Twitter Americana [The Atlantic]
The Pew Research Center decided to size up US Twitter users to see what the demographic of the American platform looks like. The loudest are not exactly always the most representative of societal debates and US Twitter users are a perfect example of that. Ten percent of the top tweeters are responsible for 80% of the content, averaging at about 138 tweets per month versus only two tweets per month for the remaining 90% of Twitter users. On average, US users are also more likely to be more liberal, better educated and wealthier than the average American. So, next time you hear of a “Twitter storm” potentially sparked by one of its most famous and frequent users President Donald Trump, think about whether it’s an actual storm or just smoke.
Blockchain for good [Bloomberg]
Many high-tech products require “conflict minerals,” metals and minerals for which the mining and selling may finance criminality and conflicts. But, technology can now help track the origin and supply chain of these natural resources. The increasing use of blockchain systems gives manufacturers reliable information about where the raw materials come from and thus the opportunity to make ethical choices. Though there is still room for improvement in this use of blockchain enabled tracking systems, it’s a great step towards more transparency and offers much more possible use cases beyond high-tech products.
In case you haven’t had enough…

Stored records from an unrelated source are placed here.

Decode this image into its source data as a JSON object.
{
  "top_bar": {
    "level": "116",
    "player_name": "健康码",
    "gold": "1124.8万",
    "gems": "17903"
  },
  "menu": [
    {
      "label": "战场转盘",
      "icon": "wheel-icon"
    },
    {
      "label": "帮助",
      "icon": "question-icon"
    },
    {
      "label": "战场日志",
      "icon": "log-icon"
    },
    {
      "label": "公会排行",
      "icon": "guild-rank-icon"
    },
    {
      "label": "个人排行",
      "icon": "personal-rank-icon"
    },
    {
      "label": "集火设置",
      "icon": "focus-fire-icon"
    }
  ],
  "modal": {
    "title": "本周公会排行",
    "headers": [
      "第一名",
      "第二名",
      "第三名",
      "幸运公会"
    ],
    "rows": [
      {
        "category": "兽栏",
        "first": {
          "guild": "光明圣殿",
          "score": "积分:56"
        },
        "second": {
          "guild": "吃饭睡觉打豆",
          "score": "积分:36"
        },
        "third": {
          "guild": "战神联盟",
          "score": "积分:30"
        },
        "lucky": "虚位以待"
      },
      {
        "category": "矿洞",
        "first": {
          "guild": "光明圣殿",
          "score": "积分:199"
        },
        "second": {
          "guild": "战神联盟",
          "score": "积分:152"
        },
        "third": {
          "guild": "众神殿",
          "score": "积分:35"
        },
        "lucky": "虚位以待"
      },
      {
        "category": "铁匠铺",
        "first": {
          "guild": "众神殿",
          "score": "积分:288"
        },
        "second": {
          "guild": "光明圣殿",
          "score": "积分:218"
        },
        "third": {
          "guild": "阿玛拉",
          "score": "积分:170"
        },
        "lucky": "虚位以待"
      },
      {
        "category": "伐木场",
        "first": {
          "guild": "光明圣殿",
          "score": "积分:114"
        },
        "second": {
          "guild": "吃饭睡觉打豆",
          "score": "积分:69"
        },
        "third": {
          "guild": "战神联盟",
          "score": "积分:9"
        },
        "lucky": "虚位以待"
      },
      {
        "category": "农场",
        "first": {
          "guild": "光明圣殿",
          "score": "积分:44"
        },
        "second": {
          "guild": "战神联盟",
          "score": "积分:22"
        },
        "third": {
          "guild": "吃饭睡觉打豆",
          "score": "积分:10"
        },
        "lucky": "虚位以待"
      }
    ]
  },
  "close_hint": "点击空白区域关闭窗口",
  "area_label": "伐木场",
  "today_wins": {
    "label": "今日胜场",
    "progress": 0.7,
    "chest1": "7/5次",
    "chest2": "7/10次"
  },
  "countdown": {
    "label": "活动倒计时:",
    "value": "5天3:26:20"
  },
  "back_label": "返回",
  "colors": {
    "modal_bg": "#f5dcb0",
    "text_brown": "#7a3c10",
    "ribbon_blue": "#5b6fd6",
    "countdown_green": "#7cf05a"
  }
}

How patients can turn their medical data into money [Financial Times]
Drones to deliver medicines to 12m people in Ghana [Financial Times]